“We’ve spent 25 years building our ‘best practice’ model," Miller added. "We have a huge database, that we are able to query, and that tells us a lot about what is happening during change projects. We continuously synthesise that with the lessons we have learned from working with over 300 organisations around the world. This has enabled us to build a methodology which was described by Forrester Research as one of the three most used change management methodologies in the world.”

“We’ve spent 25 years building our ‘best practice’ model... We continuously synthesise that with the lessons we have learned from working with over 300 organisations around the world.”
– David Miller, Changefirst

Roadmap Pro uses this wealth of experience for three key building blocks, which integrate these capabilities: effective online learning; change management diagnostics and analytics; and pre-populated change management planning. It also creates high levels of client engagement, enabling consultants to easily collaborate with clients.


There have been some fears in the consulting sector that the leveraging of technology could risk the cannibalisation of hourly work. However, Miller regards this more as an opportunity than a problem.

He argued, “If you look at all the reporting from the analyst community, it’s becoming clear that clients want more digital support and what is called 'Reusable Assets'. In other words, they want IP that consultants have used left behind so they can continue to use it. Consultants now have a big opportunity to create continuous revenue streams and client ‘stickiness’ by using digital tools on assignments and then letting clients continue to use their tools. These firms will also sell more hours and generate more opportunities by on-selling and supporting clients' use of the tool.”

Indeed, the benefits seem to have already been judged to outweigh the perceived risks. Roadmap Pro was only launched in early 2018, but Changefirst’s partners are already using it to deliver a variety of major projects. These include usage in a major real estate change for a European media company; in the outsourcing global IT services for a Brazilian manufacturing company; for implementing a new global HR business model for a European chemical company; and for implementing industry changing technologies for both infrastructure and for new ways of working in a major transportation organisation.

According to Miller, clients have already presented the toolkit with “tremendous” feedback. The interface and the marriage of content and software have drawn particular praise, but Miller concluded that the bigger picture here is that Roadmap Pro can help the firms looking to challenge the Big Four.
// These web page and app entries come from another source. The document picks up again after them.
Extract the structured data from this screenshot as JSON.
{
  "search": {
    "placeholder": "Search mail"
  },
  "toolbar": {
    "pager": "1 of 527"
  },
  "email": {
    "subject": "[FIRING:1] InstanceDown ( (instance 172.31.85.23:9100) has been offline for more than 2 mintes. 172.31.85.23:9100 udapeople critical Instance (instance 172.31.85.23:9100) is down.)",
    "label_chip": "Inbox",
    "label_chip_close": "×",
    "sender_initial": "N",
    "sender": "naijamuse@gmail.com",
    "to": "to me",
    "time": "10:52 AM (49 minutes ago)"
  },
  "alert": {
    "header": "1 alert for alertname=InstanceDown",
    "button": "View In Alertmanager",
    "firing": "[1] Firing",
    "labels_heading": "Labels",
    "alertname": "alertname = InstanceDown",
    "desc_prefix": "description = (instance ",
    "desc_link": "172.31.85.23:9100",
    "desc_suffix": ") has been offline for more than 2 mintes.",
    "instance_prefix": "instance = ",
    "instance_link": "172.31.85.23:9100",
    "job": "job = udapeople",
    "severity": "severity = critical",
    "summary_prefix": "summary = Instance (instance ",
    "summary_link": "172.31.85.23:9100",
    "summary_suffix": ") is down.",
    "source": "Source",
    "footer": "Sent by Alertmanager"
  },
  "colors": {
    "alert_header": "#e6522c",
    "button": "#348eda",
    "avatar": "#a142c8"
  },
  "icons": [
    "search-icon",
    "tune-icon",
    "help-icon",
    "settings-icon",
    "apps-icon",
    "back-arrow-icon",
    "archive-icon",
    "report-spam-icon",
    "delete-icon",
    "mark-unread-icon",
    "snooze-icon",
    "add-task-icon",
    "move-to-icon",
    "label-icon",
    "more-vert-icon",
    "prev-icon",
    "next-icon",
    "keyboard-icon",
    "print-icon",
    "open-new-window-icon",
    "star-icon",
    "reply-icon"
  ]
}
Indeed, with many firms looking to leverage technology to increase their competitiveness and digital presence, technology like Roadmap Pro is undoubtedly playing a role in seeing such companies win more of the bids against larger organisations around the world.